You will also want to number your data flows.
I will be talking more about data flow, data models, and system requirements in lesson 7.
Step 6: Take your numbered connections and data flows and list them in a spreadsheet
Now that you have your connections in data flows numbered, you will want to list them out in a spreadsheet. In this spreadsheet you will want to show, what physical connections, logical connections, and data flows connect between what systems.
You will also want to list out the following information.
For your physical connections you will want to list out:
- What systems are connected by the physical connection
- The media type of the physical connection
With the logical connections you will want to list out:
- What systems are connected by the logical connection
- The protocol type of the logical connection
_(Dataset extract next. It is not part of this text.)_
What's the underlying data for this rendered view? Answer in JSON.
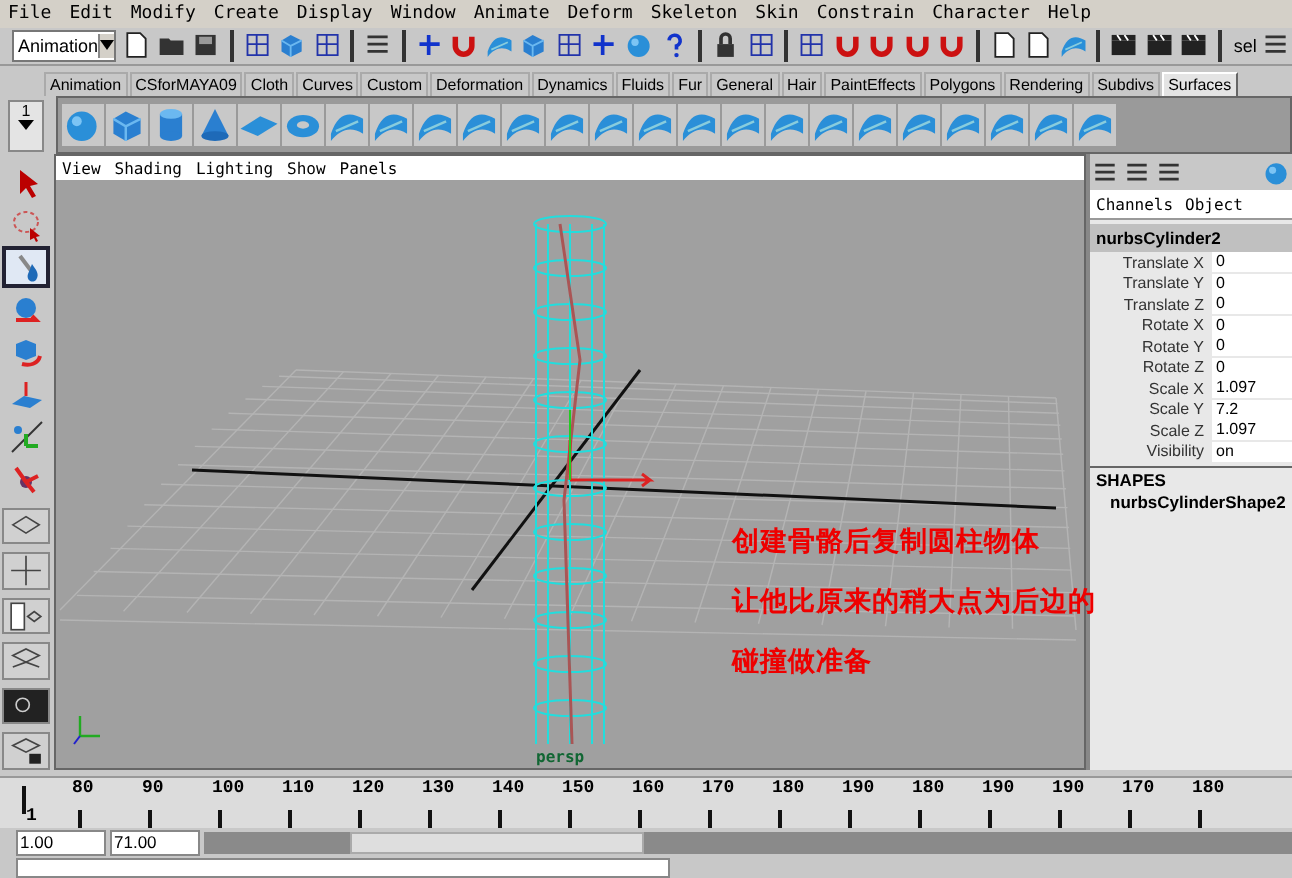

- Any software and/or services that the logical connections originate from or and at (often times these are called endpoints)
Finally, with your data flows will want to list out:
- The system(s) that the data flows from
- The system(s) that the data flows to
- The priority level at which the data flows
- The size of the data flow (typically defined in bytes per second)
with all of this information defined you’re now ready to move on to laying out your data model and system requirements. Some of you may be asking why I waited to have the data model after the integration.
I have found that if you don’t map out should your data flows and logical connections prior to creating the data model you can often miss or add data that you do not need.
I’ll be talking through this in, in greater detail in lesson 7.
There you have it, step-by-step process for creating systems integration maps that will help you ensure that your system integration projects execute smoothly.
What method do you use for mapping out your system integration projects? Let me know in the comments below.